“Since I didn’t get hypnotized, it is hard to imagine that [the other volunteers] acted so weird and couldn’t stop themselves,” Kata said. Although it is known that mental blocks or disbelief can prevent one from experiencing hypnotism, this was not the case with Kata, who was very willing to be hypnotized. 

“It didn’t work on me, and, to be honest, I have no idea why,” she said. “I wanted to get hypnotized so badly, just for the experience. It was still a really fun experience.”  

Despite the public performances from hypnotized volunteers, it can be difficult to believe the power of hypnotism without experiencing it yourself. “I’ve been a skeptical believer before and after the event,” Olivia said. “I don’t think total mind control exists, but I do believe people can become more susceptible to suggestion.”

Whether the audience was convinced of Romm’s power or not, the show still proved to be a worthy after-school experience. “I think events like these help to bring the community closer and encourage bonding between the different grades and groups on campus,” Olivia said. “It was a lot of fun spending a Friday night with my friends on campus, and I was entertained the whole time!”

Hypnotist Ronny Romm returned to KO’s campus on Friday, Feb. 11, to entertain a crowd of students with after-school mind control. This was Mr. Romm’s third year visiting campus, yet he utilized new ideas to keep students attentive. 
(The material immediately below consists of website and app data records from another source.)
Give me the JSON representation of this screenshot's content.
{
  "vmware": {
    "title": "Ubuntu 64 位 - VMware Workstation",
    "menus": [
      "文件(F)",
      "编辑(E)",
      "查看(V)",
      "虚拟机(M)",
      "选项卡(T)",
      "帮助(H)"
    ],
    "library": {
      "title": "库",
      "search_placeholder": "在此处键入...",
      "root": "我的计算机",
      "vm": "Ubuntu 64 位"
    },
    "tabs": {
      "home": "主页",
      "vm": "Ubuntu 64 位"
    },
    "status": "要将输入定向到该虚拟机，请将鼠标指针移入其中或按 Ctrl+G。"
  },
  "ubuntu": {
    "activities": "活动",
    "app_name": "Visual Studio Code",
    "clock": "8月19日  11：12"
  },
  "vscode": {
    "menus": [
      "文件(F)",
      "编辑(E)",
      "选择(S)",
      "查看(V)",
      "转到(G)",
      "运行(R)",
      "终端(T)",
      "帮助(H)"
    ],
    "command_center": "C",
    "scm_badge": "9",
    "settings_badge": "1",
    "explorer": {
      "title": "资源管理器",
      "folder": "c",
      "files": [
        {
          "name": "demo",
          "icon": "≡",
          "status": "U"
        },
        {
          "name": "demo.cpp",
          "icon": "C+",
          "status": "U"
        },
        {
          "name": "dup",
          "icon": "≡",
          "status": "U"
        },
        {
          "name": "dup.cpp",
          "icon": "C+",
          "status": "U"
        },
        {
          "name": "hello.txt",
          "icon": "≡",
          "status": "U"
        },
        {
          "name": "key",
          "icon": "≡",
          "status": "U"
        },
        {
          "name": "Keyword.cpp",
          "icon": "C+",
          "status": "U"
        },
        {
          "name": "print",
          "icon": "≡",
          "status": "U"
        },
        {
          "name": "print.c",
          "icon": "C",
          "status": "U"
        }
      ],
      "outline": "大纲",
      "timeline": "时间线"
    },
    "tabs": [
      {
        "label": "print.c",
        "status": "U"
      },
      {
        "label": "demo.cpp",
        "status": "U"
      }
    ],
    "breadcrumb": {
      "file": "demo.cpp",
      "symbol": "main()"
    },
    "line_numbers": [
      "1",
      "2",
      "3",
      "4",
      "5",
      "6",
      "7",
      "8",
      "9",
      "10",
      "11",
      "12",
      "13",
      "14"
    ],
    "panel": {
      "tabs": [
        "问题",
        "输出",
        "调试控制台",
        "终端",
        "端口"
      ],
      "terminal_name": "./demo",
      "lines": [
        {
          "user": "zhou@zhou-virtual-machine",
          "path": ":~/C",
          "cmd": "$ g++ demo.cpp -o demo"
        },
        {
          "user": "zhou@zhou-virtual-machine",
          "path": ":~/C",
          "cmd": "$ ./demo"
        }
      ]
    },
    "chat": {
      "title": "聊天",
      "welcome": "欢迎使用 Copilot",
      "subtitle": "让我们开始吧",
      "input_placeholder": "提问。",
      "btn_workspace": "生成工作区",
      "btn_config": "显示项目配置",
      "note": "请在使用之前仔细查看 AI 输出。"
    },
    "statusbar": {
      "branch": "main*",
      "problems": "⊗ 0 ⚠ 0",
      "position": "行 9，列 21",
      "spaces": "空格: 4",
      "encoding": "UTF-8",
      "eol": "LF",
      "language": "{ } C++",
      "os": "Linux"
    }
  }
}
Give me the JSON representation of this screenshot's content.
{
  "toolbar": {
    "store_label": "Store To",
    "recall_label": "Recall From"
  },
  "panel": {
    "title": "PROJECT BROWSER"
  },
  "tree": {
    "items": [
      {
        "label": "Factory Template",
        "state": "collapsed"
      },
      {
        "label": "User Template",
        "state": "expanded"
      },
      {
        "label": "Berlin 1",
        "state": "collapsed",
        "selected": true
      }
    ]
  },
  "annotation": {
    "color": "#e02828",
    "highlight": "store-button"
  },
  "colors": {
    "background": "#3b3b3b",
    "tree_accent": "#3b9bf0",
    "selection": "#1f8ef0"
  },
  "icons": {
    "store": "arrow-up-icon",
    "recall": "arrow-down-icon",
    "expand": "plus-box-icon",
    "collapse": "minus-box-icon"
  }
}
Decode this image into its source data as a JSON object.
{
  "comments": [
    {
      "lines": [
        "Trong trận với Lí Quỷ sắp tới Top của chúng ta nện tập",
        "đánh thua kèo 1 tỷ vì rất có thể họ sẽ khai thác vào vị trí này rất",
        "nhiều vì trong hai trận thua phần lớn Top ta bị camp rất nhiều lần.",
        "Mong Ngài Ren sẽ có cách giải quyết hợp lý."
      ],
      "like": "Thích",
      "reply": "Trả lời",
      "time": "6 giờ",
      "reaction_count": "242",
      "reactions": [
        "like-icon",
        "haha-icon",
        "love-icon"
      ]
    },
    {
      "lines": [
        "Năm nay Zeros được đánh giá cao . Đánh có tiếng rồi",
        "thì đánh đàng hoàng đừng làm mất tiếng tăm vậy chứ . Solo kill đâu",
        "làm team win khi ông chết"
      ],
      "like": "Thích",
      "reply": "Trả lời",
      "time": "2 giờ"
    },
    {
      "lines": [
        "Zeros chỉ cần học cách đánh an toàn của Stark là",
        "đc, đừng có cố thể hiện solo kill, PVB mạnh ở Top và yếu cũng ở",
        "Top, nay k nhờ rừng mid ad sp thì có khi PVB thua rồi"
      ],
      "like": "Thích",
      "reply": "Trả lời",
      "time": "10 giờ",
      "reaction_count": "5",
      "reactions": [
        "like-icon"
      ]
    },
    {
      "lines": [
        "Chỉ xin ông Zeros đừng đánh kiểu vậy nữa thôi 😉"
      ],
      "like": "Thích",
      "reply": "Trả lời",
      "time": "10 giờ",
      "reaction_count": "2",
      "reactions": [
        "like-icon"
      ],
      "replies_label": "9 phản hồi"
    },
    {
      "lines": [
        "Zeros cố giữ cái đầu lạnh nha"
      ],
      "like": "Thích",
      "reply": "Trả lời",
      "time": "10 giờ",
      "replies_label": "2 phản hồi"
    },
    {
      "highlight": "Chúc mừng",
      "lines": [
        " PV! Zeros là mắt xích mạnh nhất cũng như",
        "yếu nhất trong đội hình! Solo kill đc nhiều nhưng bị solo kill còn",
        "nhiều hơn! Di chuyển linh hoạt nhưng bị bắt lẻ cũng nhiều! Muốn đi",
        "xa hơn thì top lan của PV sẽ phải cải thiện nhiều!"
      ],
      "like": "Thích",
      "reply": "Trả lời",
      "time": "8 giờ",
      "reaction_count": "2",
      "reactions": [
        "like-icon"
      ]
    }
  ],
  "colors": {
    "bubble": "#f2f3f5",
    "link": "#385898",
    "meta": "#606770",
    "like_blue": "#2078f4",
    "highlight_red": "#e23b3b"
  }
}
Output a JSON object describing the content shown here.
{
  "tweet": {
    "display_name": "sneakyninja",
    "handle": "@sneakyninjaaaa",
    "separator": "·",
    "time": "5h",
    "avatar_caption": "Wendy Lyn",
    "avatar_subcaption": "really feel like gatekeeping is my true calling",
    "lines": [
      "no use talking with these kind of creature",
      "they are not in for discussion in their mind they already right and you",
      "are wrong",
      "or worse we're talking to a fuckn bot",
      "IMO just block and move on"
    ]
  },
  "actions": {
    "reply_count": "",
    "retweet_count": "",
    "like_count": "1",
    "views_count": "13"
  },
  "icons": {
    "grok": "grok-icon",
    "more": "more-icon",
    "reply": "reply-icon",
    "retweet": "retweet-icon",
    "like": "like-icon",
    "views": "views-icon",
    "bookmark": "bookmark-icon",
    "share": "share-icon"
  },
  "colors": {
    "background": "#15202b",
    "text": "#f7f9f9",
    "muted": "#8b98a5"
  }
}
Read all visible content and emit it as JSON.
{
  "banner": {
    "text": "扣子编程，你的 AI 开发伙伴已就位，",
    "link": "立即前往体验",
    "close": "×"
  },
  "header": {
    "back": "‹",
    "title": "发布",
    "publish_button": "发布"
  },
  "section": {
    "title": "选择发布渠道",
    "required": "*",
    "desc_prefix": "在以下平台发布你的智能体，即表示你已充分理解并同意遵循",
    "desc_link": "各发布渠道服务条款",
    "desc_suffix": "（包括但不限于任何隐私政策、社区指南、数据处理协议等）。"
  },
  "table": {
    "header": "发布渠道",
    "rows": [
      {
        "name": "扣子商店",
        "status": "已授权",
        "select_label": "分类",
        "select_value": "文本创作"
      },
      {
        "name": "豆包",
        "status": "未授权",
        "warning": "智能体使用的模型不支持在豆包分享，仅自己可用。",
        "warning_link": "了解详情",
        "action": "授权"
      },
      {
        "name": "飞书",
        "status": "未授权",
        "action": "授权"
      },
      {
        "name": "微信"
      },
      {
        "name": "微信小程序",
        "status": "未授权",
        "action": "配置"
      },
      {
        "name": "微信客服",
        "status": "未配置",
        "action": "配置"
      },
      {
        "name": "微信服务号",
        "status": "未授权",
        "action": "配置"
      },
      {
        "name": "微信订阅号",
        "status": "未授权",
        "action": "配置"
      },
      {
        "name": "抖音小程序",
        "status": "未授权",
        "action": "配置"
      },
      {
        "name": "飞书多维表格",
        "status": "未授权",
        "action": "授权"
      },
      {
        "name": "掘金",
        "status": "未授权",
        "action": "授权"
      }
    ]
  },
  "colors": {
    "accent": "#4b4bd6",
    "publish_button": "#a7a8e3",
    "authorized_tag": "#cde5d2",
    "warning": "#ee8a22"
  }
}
“I went to Ronny Romm my freshman year,” senior Olivia Reynolds said. “I liked this time because the show wasn’t exactly the same. He still thought of new tricks and new ways to engage the crowd.” This year, recordings and photos were not permitted in the theater, as the night’s goal was “entertainment without embarrassment.” 

Students who wanted to experience hypnotism joined Romm onstage in Roberts Theater. Romm had these students take seats and silenced the crowd as he described a beach scene, giving the volunteers instructions for relaxation into the hypnotized state. 

Once the volunteers were hypnotized, Romm had them perform different tasks in their highly influential state. “It was very different from what I expected,” senior David Shi said about his experience as a volunteer. “I still felt very much in control, and I was still conscious, but I just really wanted to do what he said.”
The students enacted numerous performances, such as dancing to songs by the artist Beyoncé and imitating Arnold Schwarzenegger. In addition, Romm convinced the students of make-believe situations, including the idea that someone from the audience had stolen their belly button or that they were bodybuilders or betters. 

“The time really flew by too,” David said. “I thought it had only been like 15 to 20 minutes when over an hour had actually passed.” Although some students were influenced by Romm and experienced a distorted perception of time and reality, some volunteers, such as junior Kata Mesterhazy, were not effectively hypnotized. 

“Since I didn’t get hypnotized, it is hard to imagine that [the other volunteers] acted so weird and couldn’t stop themselves,” Kata said. Although it is known that mental blocks or disbelief can prevent one from experiencing hypnotism, this was not the case with Kata, who was very willing to be hypnotized. 

“It didn’t work on me, and, to be honest, I have no idea why,” she said. “I wanted to get hypnotized so badly, just for the experience. It was still a really fun experience.”  

Despite the public performances from hypnotized volunteers, it can be difficult to believe the power of hypnotism without experiencing it yourself. “I’ve been a skeptical believer before and after the event,” Olivia said. “I don’t think total mind control exists, but I do believe people can become more susceptible to suggestion.”

Whether the audience was convinced of Romm’s power or not, the show still proved to be a worthy after-school experience. “I think events like these help to bring the community closer and encourage bonding between the different grades and groups on campus,” Olivia said. “It was a lot of fun spending a Friday night with my friends on campus, and I was entertained the whole time!”